The orchestra was comprised of woodwinds and a piano. Going into the show, I didn’t know how this would play out, musically speaking, but it seemed to work very much in favor of the performance. Not too loud, not too soft; just right.

Art direction was pretty well executed. The costumes and make up were brilliant and historically accurate. Stage design was adequate to fit the needs of the performance, however, I think the painting could have been a bit better. Stage lighting was excellent. Great mood setting blues and yellows.

The performers were excellent, all of them. I would like to point a few out. Diane Lane who played Cherubino, Alicia Berneche who played Susanna, and Tanya Kruse who played Countess, all have some of the most amazing operatic voices. And last, but certainly not least, Susie Weidmeyer, who played Barbarina, has a stunning operatic sound and a great solo in the second half.

Overall, the performance was amazing, the night perfect and the company fantastic. I highly recommend you spend some quality time taking in one of Mozart’s greatest operas at the Skylight. Act quickly, for they’re only performing it until Valentine’s Day.

Artwork: Discovering the Past

So, yes I have neglected this blog a bit in the last few days. Sorry, it wasn’t my intention at all. Been sort of busy lately.

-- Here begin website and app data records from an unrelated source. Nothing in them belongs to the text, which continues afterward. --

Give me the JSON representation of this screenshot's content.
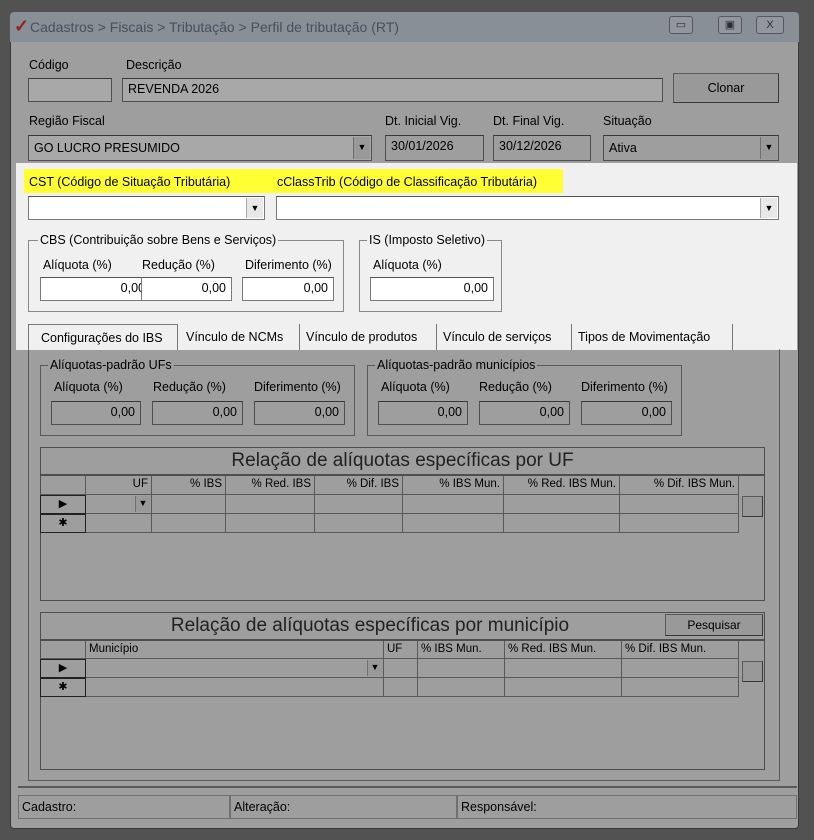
{
  "window": {
    "title": "Cadastros > Fiscais > Tributação > Perfil de tributação (RT)",
    "minimize": "▭",
    "maximize": "▣",
    "close": "X"
  },
  "header": {
    "codigo_label": "Código",
    "codigo_value": "",
    "descricao_label": "Descrição",
    "descricao_value": "REVENDA 2026",
    "clonar": "Clonar",
    "regiao_label": "Região Fiscal",
    "regiao_value": "GO LUCRO PRESUMIDO",
    "dt_inicial_label": "Dt. Inicial Vig.",
    "dt_inicial_value": "30/01/2026",
    "dt_final_label": "Dt. Final Vig.",
    "dt_final_value": "30/12/2026",
    "situacao_label": "Situação",
    "situacao_value": "Ativa"
  },
  "cst": {
    "label": "CST (Código de Situação Tributária)",
    "value": ""
  },
  "cclass": {
    "label": "cClassTrib (Código de Classificação Tributária)",
    "value": ""
  },
  "cbs": {
    "title": "CBS (Contribuição sobre Bens e Serviços)",
    "aliquota_label": "Alíquota (%)",
    "aliquota": "0,00",
    "reducao_label": "Redução (%)",
    "reducao": "0,00",
    "diferimento_label": "Diferimento (%)",
    "diferimento": "0,00"
  },
  "is": {
    "title": "IS (Imposto Seletivo)",
    "aliquota_label": "Alíquota (%)",
    "aliquota": "0,00"
  },
  "tabs": [
    "Configurações do IBS",
    "Vínculo de NCMs",
    "Vínculo de produtos",
    "Vínculo de serviços",
    "Tipos de Movimentação"
  ],
  "ibs": {
    "ufs": {
      "title": "Alíquotas-padrão UFs",
      "labels": [
        "Alíquota (%)",
        "Redução (%)",
        "Diferimento (%)"
      ],
      "values": [
        "0,00",
        "0,00",
        "0,00"
      ]
    },
    "mun": {
      "title": "Alíquotas-padrão municípios",
      "labels": [
        "Alíquota (%)",
        "Redução (%)",
        "Diferimento (%)"
      ],
      "values": [
        "0,00",
        "0,00",
        "0,00"
      ]
    },
    "grid_uf": {
      "title": "Relação de alíquotas específicas por UF",
      "columns": [
        "UF",
        "% IBS",
        "% Red. IBS",
        "% Dif. IBS",
        "% IBS Mun.",
        "% Red. IBS Mun.",
        "% Dif. IBS Mun."
      ]
    },
    "grid_mun": {
      "title": "Relação de alíquotas específicas por município",
      "search": "Pesquisar",
      "columns": [
        "Município",
        "UF",
        "% IBS Mun.",
        "% Red. IBS Mun.",
        "% Dif. IBS Mun."
      ]
    },
    "row_current": "▶",
    "row_new": "✱"
  },
  "status": {
    "cadastro": "Cadastro:",
    "alteracao": "Alteração:",
    "responsavel": "Responsável:"
  }
}
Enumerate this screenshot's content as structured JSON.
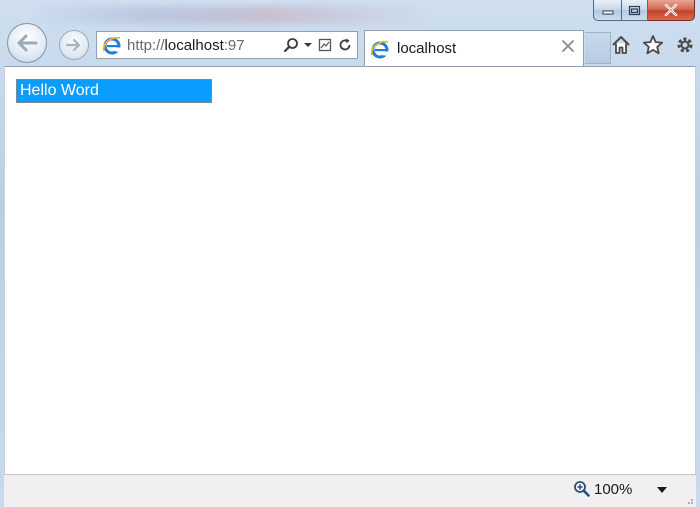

One thing that I have been doing, is transferring all my Zip discs to my MacBook. I thought there would be a lot more information on them, but it turns out, all the information on the 15 Zips totals 600MB. Laughable today, but by the standards of yesteryear (yes, I said yesteryear) it was a ton of information.

Needless to say, it was a walk down memory lane. I saw projects from early on in college, typography experiments, party invitations and various other assignments. But, the gold medal find was my work from high school. There is a lot of junk in there, but I think some of the work shows progress. Or at least, a desire to learn more about the graphic arts. I guess, early on, I knew where I wanted my life to go…

Let me know what you think. (Keep in mind, these are from 1999 when I was only 18.)

Recap: Gallery Night – Winter 2010

I just got back from a whirlwind tour of Gallery Night in Milwaukee, in the Third Ward. First off, my friend Bridget and I got a late start to the evening. So, we were a bit rushed right off the bat. No bother though, we knew where we wanted to go and what we wanted to see, which helps a lot during a Gallery Night evening.

Our first stop was to the Milwaukee Public Market for some letterpress prints. Very cool prints, however, they were few and far between. Color was spot on, although, I wish they were a bit larger. Overall, cool prints.


Our second stop, after the Public Market and Starbucks, was Cranston in the Marshall Building on Water Street. It’s one of my standard stops during Gallery Night it seems. But, out of all night, it proved to be the most fruitful. I didn’t get a chance to see who created the prints, like the one you see, but they were amazing. So beautiful were the colors, the aesthetic, texture and imagery. These prints were simply intoxicating. What a great find tonight!

After Cranston, we head over to (Shoo) for some beautiful, vivid landscapes. I guess there were custom Chuck Taylors, but I didn’t see them. After which, we ran over to the Dye House for a Bob Marley photo exhibit. Standard portraiture, nothing that hasn’t been done before.

Unfortunately, time was not on our side and we had to head back. It was a cold night and the coffee’s that we got, helped out a great deal! I would like to throw out a personal thanks to Bridget for being an amazing companion on the whirlwind Gallery Night tour.